Some lines in the data below hold the string "content". Report how many, as a bare number.
··· Extracted records ···
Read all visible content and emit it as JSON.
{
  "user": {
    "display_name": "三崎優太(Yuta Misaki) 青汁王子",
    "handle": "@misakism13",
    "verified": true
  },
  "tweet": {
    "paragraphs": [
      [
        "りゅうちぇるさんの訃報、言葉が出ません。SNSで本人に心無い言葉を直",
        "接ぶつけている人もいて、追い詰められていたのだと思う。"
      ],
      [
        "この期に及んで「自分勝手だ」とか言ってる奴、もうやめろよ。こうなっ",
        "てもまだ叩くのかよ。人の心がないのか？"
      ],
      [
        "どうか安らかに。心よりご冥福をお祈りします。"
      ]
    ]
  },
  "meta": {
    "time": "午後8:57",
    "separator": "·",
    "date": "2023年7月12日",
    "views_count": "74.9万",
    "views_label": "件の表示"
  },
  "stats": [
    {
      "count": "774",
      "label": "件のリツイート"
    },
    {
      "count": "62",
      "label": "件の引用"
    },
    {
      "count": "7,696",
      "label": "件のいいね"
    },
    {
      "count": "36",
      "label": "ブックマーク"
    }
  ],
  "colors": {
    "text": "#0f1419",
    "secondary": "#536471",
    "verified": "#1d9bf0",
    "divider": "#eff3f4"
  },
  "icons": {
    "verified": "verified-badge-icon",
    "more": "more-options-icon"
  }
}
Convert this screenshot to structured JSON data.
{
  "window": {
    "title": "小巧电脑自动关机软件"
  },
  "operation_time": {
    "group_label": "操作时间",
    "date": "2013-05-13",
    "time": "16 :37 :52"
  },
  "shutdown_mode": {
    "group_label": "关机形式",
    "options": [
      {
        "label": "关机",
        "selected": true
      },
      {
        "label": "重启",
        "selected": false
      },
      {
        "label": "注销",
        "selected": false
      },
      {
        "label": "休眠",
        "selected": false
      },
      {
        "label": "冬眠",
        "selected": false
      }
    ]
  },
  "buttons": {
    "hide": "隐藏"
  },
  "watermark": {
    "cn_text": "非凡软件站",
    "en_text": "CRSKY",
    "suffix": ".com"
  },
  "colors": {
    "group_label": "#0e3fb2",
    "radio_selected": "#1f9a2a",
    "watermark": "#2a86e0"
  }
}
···
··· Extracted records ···
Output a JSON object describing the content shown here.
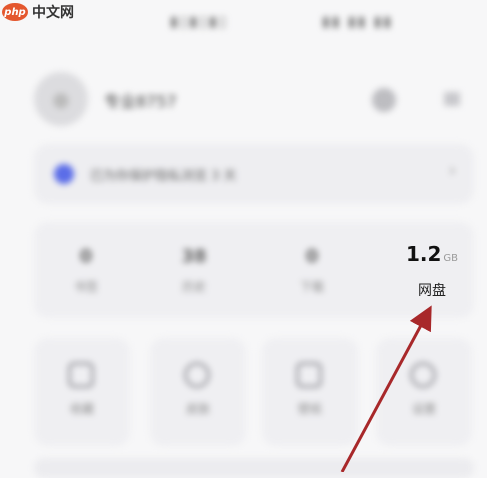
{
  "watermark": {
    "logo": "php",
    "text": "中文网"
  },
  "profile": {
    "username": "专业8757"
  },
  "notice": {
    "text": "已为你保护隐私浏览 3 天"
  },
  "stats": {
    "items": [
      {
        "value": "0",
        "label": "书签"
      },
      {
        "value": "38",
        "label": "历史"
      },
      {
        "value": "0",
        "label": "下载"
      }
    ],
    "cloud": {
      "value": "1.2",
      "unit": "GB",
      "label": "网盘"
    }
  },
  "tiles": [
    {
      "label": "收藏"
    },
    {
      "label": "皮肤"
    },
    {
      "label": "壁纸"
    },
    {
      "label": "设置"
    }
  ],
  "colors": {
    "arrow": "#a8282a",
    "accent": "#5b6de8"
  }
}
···
:: Solution for this task ::
2